Image from the magazine of the Canadian Armed Forces: Sentinel, Vol. 6, No. 2, February, 1970.
Combat Arms School August 1976
Address By Major General Bruce F. Macdonald, DSO, CD
Colonel Commandant RCAC
At Graduating Ceremony, Combat Arms School August 1976
Armour Newsletter, No 7, January 1977
Your Honour, (The Lieutenant Governor), General McGregor, Colonel Nicholson, Distinguished Guests, Visitors, Officer Candidates, Ladies and Gentlemen.
You young gentlemen by your presence and your performance here today do credit and honour to Canada, to the Armed Forces and to yourselves. I congratulate you.
I am sure your training program has been vigorous and difficult. Indeed I hope this is the case for you are all embarked on a difficult, hazardous and demanding profession. Those who aspire to lead Canadians in combat must be stressed and tested in their training. If the training is easy then it is not good.
You are fortunate to be getting your training here. This Combat Arms School is unique. For here you train as you will fight — not as Infantry, Armour or Artillery but as members of the ground team of combined arms.
Let me, for a moment, address myself to those of you who will join the Regular Forces:
a. You have not chosen an easy profession.
b. Your effectiveness rests on three bases, namely moral, mental, and physical fitness. Guard them well.
d. Indeed, in a Canadian context we are all honoured today to have here with us General Jean Victor Allard. It might interest you to know that General Allard started his military career as a Second Lieutenant in the Three Rivers Regiment. Following a most distinguished wartime career he remained in the Regular Forces and became Chief of the Defence Staff.
If you are going to be professional soldiers you should expect to face some criticism and misunderstanding. Let me suggest what some of the charges may be and what your reply might be:
a. People may charge that you, as a soldier, like war. This is like suggesting that the doctor who spends his life in the study and cure of cancer likes cancer.
b. Some people may comment upon the futility of armed forces and allege that they contribute to the danger of war. May I suggest that you quote to them the following maxim "Love without power exposes the world to the frightening hazards of power without love".
c. Thirdly, people may comment on how expensive the military are. I urge you to ask how expensive is unpreparedness? I think the record of history is entirely clear. It indicates that had the Allies been prepared to fight in 1914 or 1939 both of these wars could have been avoided — at a vast saving in lives and treasure.
d. Last Spring I heard an address by Dr. Luns, the Secretary General of NATO. He made the point that the greatest act of provocation is to be unprepared for war. This is a very great truth. It should be remembered by all.
Finally, I wish to address a few words to those of you who upon graduation are proposing to enter Canada's militia:
a. You also have chosen a challenging avocation.
b. You are citizen soldiers who walk hand in hand with your Regular Force colleagues who are the soldier citizens.
c. Your greatest enemies are frustration and public apathy. Remember that all the problems you confront have been experienced before. They happened in the days before 1914 and again in the days before 1939.
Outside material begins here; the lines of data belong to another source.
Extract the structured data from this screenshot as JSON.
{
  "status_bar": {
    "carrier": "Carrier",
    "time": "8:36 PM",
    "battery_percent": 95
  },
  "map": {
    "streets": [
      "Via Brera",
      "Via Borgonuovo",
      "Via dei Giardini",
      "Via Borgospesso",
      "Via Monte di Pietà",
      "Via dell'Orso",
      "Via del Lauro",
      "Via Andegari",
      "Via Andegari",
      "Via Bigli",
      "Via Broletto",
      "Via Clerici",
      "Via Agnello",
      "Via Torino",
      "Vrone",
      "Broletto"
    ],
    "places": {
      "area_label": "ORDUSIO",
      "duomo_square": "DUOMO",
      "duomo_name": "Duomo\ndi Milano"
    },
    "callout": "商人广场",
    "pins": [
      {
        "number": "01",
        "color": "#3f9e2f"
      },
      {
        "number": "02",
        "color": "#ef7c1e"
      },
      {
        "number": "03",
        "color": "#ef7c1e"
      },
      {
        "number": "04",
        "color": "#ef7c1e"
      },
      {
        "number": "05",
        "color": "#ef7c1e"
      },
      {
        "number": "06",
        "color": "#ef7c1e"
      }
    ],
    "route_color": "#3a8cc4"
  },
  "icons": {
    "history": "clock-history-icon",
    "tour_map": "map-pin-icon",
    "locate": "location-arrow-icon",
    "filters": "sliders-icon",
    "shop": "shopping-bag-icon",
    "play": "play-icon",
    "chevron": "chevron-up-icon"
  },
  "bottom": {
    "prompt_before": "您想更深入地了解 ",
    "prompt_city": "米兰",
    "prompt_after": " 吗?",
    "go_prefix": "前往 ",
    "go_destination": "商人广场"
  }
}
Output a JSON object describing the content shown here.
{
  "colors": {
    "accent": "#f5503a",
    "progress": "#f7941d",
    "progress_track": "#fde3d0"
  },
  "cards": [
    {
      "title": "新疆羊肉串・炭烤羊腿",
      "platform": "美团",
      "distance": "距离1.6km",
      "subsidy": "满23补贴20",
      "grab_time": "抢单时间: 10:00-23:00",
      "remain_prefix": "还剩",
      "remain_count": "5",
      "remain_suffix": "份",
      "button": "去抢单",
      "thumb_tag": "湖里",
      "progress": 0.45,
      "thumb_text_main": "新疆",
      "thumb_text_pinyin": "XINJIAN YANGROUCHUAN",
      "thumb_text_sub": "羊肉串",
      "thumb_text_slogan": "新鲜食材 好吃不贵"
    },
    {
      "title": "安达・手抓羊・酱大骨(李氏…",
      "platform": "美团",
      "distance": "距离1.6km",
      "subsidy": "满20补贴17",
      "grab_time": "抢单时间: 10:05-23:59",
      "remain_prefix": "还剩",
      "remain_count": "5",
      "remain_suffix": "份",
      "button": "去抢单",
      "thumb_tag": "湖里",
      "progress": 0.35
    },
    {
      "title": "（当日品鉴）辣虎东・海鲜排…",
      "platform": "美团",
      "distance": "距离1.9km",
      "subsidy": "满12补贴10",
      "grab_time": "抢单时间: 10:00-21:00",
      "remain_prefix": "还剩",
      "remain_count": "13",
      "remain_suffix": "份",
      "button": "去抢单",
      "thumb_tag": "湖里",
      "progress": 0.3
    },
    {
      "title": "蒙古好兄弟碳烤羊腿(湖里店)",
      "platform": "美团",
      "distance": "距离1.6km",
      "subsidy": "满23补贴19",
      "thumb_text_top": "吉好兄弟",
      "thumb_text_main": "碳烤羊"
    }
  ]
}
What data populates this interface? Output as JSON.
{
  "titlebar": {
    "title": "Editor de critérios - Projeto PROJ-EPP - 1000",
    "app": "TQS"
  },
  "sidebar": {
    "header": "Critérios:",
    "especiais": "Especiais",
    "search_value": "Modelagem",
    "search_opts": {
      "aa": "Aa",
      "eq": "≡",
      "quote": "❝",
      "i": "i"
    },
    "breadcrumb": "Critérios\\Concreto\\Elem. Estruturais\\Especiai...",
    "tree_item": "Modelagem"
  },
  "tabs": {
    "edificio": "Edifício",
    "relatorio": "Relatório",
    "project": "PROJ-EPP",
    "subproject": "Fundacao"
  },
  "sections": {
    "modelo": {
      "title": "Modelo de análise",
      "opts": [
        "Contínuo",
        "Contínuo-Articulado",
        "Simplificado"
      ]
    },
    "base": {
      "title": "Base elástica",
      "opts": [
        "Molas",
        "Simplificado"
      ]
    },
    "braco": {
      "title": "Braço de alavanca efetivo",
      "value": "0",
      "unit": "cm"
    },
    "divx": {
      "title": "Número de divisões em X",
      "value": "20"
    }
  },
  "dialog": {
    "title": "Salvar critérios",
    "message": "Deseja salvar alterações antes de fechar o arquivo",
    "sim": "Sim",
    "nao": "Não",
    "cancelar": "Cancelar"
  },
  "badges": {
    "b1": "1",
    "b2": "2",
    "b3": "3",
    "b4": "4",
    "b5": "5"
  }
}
You who choose to serve in Canada's Reserve Forces are the present day embodiment of some one and one quarter million Canadians, living and dead, who proudly wore the uniform of the Armed Forces of Canada in World War II. You can serve proudly for you fill a great and fundamental need; though at any point in history this may not be recognized by some.
God forbid that there should be either war or revolution but the lesson of history is terribly clear. Heretofore there has always been war and revolution; there is nothing to suggest that the nature of man has changed.
In closing let me offer you this final thought. Sometimes it is suggested that Canada does not need armed forces in peacetime because if war comes we will be able to find the necessary experts. It is true that we can recruit doctors, engineers and the logisticians from civilian life. However, what is not understood is that we cannot find and we cannot hire from any civilian profession men who are skilled in the art of leading and training men for war. This is the special expertise possessed only by those of you who are trained in the art of military leadership. Men like you cannot be hired, they must be grown and educated in Canada, in peacetime.
Yours is an honourable profession that bears great responsibility. You must be proud of your task, you must be worthy of your great responsibility. I salute you for what you have done, for what you are doing and for what you will do.
Good fortune to all of you.